--- DATA SUPPLIED Enclosed Below ---

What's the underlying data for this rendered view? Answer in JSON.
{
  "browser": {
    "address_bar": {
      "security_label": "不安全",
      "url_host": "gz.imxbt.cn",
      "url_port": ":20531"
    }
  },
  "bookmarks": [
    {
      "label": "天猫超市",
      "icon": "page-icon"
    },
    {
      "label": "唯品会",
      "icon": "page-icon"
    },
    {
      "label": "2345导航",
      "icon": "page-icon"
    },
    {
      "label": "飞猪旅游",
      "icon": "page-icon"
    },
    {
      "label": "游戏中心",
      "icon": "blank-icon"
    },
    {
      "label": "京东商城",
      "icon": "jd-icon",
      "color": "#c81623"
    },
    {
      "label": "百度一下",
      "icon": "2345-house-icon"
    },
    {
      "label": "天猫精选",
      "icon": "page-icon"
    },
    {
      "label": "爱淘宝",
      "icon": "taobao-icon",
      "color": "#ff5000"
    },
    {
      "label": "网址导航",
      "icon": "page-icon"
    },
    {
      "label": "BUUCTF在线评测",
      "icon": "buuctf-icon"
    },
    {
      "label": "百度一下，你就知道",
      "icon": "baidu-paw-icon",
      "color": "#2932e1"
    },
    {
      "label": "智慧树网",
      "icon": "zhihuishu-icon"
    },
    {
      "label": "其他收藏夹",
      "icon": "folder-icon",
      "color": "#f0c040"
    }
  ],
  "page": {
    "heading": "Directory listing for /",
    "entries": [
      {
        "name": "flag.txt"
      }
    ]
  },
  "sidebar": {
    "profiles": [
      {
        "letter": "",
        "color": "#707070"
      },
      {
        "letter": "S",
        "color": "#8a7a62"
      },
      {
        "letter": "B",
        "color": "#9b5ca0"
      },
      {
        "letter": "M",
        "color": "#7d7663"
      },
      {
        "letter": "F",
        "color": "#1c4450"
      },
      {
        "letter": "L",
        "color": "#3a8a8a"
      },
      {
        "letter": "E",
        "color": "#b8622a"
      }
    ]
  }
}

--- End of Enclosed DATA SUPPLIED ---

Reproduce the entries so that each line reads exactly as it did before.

### RESPONSE TO THIS EXERCISE
What's the underlying data for this rendered view? Answer in JSON.
{
  "browser": {
    "address_bar": {
      "security_label": "不安全",
      "url_host": "gz.imxbt.cn",
      "url_port": ":20531"
    }
  },
  "bookmarks": [
    {
      "label": "天猫超市",
      "icon": "page-icon"
    },
    {
      "label": "唯品会",
      "icon": "page-icon"
    },
    {
      "label": "2345导航",
      "icon": "page-icon"
    },
    {
      "label": "飞猪旅游",
      "icon": "page-icon"
    },
    {
      "label": "游戏中心",
      "icon": "blank-icon"
    },
    {
      "label": "京东商城",
      "icon": "jd-icon",
      "color": "#c81623"
    },
    {
      "label": "百度一下",
      "icon": "2345-house-icon"
    },
    {
      "label": "天猫精选",
      "icon": "page-icon"
    },
    {
      "label": "爱淘宝",
      "icon": "taobao-icon",
      "color": "#ff5000"
    },
    {
      "label": "网址导航",
      "icon": "page-icon"
    },
    {
      "label": "BUUCTF在线评测",
      "icon": "buuctf-icon"
    },
    {
      "label": "百度一下，你就知道",
      "icon": "baidu-paw-icon",
      "color": "#2932e1"
    },
    {
      "label": "智慧树网",
      "icon": "zhihuishu-icon"
    },
    {
      "label": "其他收藏夹",
      "icon": "folder-icon",
      "color": "#f0c040"
    }
  ],
  "page": {
    "heading": "Directory listing for /",
    "entries": [
      {
        "name": "flag.txt"
      }
    ]
  },
  "sidebar": {
    "profiles": [
      {
        "letter": "",
        "color": "#707070"
      },
      {
        "letter": "S",
        "color": "#8a7a62"
      },
      {
        "letter": "B",
        "color": "#9b5ca0"
      },
      {
        "letter": "M",
        "color": "#7d7663"
      },
      {
        "letter": "F",
        "color": "#1c4450"
      },
      {
        "letter": "L",
        "color": "#3a8a8a"
      },
      {
        "letter": "E",
        "color": "#b8622a"
      }
    ]
  }
}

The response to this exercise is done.